(Interface dataset entries)
☆ ☆ ☆ ☆

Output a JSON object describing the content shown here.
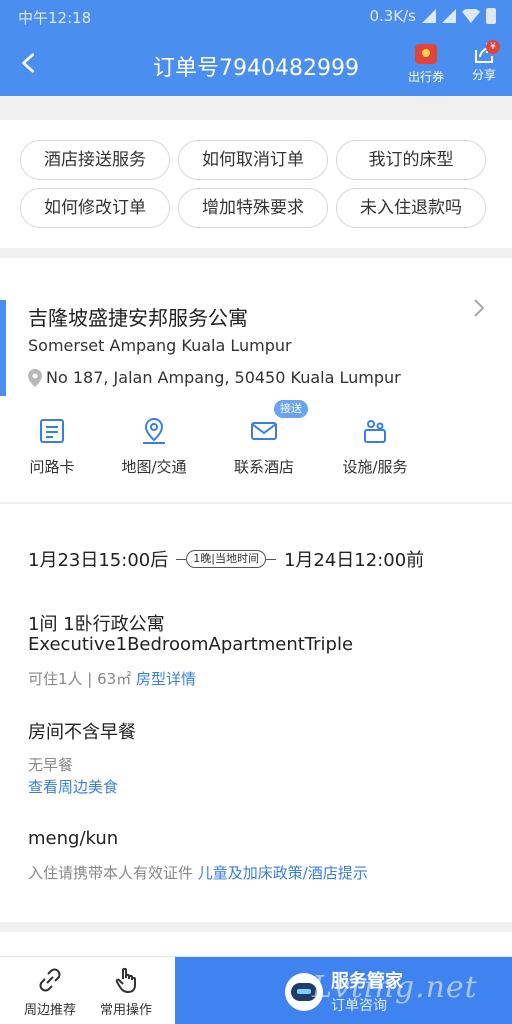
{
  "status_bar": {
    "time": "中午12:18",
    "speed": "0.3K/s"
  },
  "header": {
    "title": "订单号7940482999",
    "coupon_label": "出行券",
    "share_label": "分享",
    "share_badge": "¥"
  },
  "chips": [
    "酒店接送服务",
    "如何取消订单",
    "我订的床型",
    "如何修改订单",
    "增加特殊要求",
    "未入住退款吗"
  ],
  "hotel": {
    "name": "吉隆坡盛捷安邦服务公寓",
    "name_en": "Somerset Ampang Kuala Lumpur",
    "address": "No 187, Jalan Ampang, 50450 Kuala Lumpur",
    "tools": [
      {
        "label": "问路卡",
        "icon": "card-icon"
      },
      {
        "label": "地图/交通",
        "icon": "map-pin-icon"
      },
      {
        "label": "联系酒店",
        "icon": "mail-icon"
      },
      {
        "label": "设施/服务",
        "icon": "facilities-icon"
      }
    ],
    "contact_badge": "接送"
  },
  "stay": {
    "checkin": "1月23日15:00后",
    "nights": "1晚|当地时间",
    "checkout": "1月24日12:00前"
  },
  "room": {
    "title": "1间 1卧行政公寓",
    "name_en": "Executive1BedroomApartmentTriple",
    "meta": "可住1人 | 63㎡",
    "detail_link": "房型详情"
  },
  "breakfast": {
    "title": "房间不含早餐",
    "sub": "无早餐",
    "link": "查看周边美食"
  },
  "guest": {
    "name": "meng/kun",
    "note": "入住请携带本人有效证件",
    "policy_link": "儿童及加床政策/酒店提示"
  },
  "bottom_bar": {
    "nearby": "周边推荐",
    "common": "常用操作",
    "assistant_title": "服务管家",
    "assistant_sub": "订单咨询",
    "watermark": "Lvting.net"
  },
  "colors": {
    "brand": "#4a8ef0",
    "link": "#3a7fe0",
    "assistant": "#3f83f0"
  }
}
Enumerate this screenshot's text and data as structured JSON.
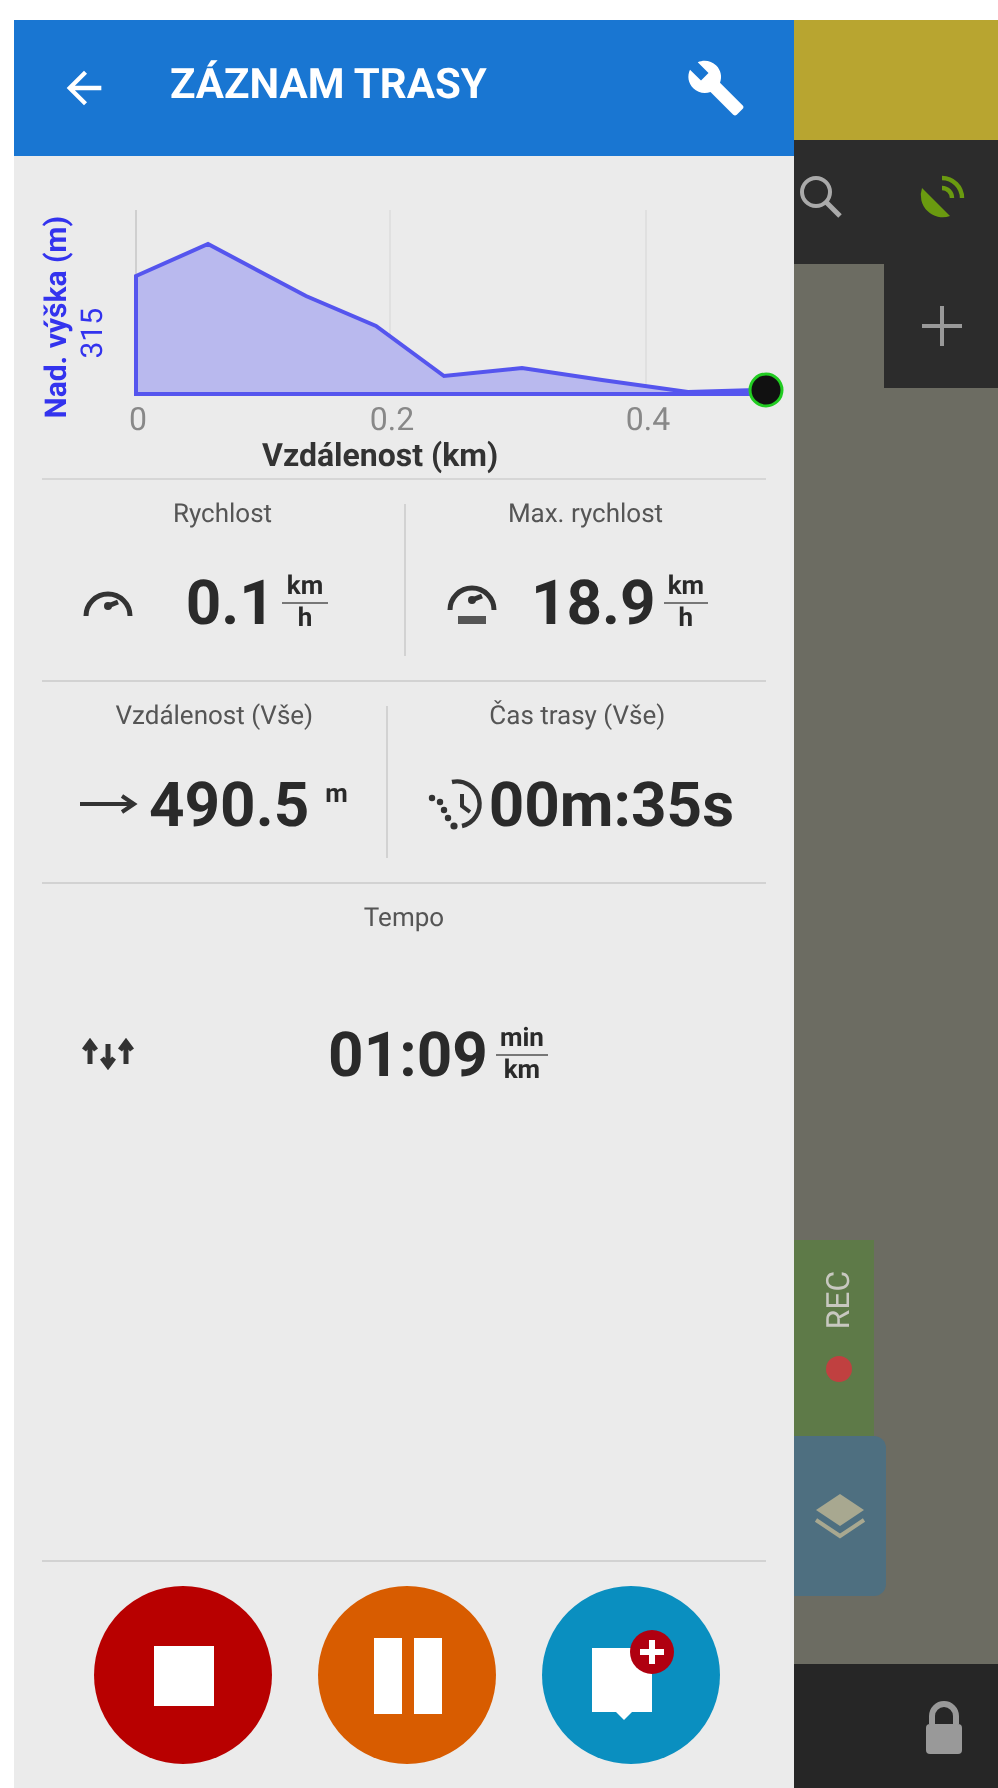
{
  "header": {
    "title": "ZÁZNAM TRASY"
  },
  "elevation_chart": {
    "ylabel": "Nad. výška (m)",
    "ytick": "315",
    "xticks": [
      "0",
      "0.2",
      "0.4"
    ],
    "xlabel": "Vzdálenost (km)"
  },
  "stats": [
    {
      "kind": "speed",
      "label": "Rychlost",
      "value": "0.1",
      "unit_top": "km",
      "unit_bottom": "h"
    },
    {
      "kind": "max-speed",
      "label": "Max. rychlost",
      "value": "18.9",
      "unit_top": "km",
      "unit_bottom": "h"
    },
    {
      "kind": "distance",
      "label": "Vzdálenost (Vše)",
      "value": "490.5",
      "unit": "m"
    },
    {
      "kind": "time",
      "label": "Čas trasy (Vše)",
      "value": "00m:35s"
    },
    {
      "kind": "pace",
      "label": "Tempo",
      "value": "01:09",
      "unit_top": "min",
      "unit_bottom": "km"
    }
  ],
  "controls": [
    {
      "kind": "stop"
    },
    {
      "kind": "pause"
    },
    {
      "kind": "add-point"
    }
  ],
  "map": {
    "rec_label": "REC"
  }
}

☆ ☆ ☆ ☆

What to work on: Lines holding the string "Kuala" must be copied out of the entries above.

Reply to the task:
    "name_en": "Somerset Ampang Kuala Lumpur",
    "address": "No 187, Jalan Ampang, 50450 Kuala Lumpur",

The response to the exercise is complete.